#### WORK INSTRUCTIONS
Find every line below that contains the word "JSON" and copy it out.

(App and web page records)
= Beginning of Section =

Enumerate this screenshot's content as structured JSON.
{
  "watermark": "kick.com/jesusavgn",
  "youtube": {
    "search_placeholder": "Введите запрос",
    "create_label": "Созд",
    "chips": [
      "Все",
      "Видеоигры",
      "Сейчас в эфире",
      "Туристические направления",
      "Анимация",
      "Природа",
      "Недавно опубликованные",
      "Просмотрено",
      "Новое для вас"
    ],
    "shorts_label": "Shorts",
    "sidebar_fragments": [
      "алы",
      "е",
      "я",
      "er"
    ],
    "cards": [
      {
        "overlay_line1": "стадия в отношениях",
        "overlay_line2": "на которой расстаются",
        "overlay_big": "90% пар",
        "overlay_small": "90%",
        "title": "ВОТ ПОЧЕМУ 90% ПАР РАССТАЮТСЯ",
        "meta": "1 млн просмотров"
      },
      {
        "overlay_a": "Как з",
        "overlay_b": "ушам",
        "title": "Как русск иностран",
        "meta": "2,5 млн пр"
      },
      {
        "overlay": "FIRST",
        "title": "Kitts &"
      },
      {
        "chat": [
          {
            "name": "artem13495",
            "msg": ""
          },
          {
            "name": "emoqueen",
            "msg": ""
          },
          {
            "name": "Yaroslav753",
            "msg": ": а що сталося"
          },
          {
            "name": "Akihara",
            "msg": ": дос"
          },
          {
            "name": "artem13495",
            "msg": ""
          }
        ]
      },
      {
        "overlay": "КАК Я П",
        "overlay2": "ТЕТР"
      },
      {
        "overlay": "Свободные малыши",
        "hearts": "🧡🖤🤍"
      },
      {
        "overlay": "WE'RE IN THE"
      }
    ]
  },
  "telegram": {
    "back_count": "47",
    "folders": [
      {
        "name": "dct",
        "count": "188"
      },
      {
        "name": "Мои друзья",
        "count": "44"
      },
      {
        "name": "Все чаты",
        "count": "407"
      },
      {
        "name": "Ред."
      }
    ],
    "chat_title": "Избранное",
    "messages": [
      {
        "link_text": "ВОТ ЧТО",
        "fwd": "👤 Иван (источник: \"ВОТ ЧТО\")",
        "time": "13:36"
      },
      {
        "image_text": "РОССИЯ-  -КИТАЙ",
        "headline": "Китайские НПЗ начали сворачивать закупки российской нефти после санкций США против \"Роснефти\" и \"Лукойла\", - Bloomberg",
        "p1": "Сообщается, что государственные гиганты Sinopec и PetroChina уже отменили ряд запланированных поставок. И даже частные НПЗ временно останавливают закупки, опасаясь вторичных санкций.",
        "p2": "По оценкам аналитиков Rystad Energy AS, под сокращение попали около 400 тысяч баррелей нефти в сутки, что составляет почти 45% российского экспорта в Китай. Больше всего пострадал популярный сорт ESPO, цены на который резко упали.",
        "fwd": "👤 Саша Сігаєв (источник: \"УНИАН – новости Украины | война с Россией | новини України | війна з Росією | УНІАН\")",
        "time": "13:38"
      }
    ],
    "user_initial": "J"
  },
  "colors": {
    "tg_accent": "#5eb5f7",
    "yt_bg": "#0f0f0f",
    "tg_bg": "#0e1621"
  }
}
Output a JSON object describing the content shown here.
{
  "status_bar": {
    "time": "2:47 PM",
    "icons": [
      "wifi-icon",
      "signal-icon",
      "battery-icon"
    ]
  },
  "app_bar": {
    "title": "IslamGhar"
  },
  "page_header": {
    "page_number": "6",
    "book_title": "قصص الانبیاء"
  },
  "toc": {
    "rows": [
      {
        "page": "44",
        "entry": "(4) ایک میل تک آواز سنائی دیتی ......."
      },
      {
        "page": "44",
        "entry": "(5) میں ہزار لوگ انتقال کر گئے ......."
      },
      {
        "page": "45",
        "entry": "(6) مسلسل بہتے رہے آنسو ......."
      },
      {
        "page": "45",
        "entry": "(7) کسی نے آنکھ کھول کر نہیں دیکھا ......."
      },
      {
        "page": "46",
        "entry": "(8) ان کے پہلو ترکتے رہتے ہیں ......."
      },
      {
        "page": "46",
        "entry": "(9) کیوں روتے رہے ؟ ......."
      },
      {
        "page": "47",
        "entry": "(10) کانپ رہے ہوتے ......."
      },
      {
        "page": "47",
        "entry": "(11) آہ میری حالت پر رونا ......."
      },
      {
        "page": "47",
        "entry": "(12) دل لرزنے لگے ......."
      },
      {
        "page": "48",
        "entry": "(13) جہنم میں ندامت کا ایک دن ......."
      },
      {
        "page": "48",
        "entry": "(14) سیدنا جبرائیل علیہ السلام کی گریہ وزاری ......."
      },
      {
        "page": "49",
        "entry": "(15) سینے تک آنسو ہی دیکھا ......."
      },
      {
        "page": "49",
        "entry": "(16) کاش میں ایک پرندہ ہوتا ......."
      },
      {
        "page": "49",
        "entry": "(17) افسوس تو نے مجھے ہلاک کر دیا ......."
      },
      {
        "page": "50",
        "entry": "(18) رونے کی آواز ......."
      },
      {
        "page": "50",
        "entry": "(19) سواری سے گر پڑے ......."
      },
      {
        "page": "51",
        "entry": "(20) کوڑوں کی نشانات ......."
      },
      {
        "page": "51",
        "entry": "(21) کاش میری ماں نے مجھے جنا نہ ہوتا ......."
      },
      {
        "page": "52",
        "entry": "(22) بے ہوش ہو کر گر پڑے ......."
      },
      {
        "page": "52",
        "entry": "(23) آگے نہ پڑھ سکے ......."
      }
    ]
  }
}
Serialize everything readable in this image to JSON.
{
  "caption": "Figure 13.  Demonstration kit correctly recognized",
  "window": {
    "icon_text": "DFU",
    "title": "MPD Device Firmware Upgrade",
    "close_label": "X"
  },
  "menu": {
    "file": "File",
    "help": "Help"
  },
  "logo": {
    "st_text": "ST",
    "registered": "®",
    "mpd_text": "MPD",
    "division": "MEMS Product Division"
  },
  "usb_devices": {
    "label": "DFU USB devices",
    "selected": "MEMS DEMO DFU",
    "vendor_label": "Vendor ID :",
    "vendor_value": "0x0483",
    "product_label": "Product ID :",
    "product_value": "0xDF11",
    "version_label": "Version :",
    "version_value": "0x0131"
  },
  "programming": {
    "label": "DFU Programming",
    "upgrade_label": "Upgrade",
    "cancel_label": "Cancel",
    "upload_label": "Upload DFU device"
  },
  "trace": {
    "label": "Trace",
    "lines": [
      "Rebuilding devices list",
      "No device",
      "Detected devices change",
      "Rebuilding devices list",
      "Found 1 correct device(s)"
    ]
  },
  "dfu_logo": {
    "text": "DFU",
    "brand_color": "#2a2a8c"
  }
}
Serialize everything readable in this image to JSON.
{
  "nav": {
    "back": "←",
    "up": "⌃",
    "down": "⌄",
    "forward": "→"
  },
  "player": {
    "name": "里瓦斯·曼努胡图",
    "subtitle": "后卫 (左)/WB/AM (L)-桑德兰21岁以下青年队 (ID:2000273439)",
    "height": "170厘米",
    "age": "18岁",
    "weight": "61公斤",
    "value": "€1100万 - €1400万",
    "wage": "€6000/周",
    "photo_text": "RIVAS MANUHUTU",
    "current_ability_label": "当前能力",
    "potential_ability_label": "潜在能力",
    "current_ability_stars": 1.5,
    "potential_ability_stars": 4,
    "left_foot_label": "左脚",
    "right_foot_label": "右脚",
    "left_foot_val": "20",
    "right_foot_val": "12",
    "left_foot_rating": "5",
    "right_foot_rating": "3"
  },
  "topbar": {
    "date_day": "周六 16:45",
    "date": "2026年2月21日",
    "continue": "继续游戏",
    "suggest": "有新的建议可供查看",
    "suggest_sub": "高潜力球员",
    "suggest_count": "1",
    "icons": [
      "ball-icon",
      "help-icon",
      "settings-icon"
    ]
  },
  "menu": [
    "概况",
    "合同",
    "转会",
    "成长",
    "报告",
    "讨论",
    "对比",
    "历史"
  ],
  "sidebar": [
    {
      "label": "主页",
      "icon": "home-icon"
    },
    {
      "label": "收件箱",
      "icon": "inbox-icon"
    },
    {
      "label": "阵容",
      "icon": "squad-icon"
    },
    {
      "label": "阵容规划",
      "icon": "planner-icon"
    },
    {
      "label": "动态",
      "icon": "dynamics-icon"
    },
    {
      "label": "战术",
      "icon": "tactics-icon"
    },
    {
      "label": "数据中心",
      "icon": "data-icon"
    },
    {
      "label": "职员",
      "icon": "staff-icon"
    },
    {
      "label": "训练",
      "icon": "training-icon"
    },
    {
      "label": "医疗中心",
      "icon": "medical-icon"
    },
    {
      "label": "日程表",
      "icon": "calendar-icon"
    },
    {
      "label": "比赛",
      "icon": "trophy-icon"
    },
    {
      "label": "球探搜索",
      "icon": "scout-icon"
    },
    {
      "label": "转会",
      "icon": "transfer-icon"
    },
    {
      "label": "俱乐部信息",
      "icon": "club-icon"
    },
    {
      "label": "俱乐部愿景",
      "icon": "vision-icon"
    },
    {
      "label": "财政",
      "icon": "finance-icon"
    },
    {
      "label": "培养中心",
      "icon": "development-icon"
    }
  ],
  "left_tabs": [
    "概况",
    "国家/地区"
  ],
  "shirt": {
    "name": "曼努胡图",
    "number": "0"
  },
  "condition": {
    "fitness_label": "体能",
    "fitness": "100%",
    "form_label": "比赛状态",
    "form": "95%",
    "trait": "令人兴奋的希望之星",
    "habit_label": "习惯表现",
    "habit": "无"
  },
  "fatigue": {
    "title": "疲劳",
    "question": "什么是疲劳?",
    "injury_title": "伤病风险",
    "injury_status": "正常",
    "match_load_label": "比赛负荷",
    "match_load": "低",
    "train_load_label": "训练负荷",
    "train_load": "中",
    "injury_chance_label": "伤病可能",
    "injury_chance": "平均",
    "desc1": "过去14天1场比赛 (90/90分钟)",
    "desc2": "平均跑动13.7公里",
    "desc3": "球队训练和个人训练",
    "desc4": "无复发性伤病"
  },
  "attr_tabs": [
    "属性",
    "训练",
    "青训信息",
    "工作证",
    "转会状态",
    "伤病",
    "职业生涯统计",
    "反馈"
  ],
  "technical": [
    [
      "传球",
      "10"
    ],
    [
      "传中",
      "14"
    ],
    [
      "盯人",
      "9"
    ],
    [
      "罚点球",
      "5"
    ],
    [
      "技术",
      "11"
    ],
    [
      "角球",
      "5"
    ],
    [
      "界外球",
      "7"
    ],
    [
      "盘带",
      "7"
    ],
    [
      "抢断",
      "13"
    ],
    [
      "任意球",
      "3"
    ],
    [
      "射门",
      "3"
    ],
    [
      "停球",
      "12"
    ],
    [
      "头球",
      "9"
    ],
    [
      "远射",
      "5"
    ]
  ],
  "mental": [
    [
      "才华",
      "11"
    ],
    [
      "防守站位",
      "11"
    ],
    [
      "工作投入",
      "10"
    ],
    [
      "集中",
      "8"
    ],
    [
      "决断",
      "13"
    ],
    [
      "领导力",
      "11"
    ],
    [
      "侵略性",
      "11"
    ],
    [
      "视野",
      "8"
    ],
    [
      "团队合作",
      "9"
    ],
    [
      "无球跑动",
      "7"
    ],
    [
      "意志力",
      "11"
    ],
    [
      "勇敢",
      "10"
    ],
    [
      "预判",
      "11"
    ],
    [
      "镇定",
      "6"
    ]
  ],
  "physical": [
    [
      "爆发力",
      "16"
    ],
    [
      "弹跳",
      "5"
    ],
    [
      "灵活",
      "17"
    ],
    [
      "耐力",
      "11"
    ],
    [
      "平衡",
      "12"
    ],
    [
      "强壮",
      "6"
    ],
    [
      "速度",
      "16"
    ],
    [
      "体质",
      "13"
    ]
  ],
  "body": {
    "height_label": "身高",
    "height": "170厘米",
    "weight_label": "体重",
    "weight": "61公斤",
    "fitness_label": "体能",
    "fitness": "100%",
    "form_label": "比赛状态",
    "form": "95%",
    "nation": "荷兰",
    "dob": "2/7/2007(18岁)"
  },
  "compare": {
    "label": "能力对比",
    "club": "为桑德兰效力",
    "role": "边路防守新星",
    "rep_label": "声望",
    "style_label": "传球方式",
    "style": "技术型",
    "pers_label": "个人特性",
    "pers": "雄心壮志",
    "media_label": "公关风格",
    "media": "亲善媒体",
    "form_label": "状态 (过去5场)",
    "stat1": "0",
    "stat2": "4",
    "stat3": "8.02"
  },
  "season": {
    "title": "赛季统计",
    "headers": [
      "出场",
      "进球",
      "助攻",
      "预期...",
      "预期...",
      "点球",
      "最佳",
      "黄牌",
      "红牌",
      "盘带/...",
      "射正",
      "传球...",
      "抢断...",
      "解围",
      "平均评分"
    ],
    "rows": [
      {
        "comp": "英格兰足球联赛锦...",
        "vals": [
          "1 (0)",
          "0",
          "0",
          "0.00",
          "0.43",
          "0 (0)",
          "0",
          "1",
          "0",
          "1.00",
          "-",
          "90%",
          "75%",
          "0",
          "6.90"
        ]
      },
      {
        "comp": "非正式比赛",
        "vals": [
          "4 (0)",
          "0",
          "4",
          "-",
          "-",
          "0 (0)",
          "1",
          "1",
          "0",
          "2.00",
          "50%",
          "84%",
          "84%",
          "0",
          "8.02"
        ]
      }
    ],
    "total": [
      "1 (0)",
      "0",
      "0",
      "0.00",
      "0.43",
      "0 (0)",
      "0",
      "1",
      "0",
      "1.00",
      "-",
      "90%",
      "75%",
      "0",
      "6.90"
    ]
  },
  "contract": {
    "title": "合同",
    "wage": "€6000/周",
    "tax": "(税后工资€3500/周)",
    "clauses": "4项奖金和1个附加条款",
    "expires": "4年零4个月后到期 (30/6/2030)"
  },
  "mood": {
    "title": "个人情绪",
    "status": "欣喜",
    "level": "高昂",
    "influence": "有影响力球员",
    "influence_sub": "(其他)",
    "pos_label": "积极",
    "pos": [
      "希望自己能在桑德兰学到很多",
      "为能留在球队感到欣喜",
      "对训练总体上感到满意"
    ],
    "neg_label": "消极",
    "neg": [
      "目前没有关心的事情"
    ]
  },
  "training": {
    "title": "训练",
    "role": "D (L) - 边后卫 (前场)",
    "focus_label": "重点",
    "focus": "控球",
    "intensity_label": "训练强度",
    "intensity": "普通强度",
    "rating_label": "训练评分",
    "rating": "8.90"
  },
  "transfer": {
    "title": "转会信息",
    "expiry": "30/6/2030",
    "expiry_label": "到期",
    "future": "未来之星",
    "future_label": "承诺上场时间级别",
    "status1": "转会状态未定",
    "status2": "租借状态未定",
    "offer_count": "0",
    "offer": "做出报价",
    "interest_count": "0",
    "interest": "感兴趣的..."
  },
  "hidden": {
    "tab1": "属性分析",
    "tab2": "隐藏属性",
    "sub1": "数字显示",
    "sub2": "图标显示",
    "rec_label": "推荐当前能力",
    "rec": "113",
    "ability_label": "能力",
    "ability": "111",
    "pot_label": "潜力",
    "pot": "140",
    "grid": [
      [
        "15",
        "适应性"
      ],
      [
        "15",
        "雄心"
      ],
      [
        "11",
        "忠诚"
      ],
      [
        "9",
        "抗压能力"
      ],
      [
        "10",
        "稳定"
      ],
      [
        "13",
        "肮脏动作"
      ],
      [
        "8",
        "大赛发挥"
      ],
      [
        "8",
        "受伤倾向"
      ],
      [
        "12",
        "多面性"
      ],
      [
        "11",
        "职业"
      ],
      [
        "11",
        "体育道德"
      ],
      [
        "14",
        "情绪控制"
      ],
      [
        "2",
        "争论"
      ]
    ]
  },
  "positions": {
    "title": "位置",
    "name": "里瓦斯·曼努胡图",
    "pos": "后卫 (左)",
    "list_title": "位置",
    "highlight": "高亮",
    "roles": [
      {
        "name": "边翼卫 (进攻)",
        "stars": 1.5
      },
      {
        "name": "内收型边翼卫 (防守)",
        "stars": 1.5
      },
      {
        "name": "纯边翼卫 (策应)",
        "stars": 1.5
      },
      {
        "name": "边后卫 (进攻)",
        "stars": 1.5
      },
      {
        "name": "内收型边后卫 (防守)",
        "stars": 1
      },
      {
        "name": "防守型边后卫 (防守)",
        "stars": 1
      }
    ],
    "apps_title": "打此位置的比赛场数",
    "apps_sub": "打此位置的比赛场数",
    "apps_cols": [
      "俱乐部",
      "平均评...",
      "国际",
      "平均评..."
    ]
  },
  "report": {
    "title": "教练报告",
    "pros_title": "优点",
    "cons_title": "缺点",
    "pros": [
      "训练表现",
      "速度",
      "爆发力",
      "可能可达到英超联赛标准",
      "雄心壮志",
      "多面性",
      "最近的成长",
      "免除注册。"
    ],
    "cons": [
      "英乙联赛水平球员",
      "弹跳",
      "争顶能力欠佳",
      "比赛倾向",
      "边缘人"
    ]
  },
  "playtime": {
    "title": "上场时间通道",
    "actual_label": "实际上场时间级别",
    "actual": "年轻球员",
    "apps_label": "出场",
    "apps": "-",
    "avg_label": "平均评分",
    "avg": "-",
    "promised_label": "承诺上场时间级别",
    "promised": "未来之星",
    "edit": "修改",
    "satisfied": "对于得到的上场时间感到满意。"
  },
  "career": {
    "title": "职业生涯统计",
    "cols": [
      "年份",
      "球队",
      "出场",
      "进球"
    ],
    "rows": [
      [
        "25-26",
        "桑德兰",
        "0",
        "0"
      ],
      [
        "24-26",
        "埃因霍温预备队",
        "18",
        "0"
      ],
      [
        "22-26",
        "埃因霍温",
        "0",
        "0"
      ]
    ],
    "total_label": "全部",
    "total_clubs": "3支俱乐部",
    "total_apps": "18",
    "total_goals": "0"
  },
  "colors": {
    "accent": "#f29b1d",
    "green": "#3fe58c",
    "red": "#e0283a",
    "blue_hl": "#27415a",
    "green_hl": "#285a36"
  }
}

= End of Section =

#### SOLUTION
Enumerate this screenshot's content as structured JSON.
Output a JSON object describing the content shown here.
Serialize everything readable in this image to JSON.
Serialize everything readable in this image to JSON.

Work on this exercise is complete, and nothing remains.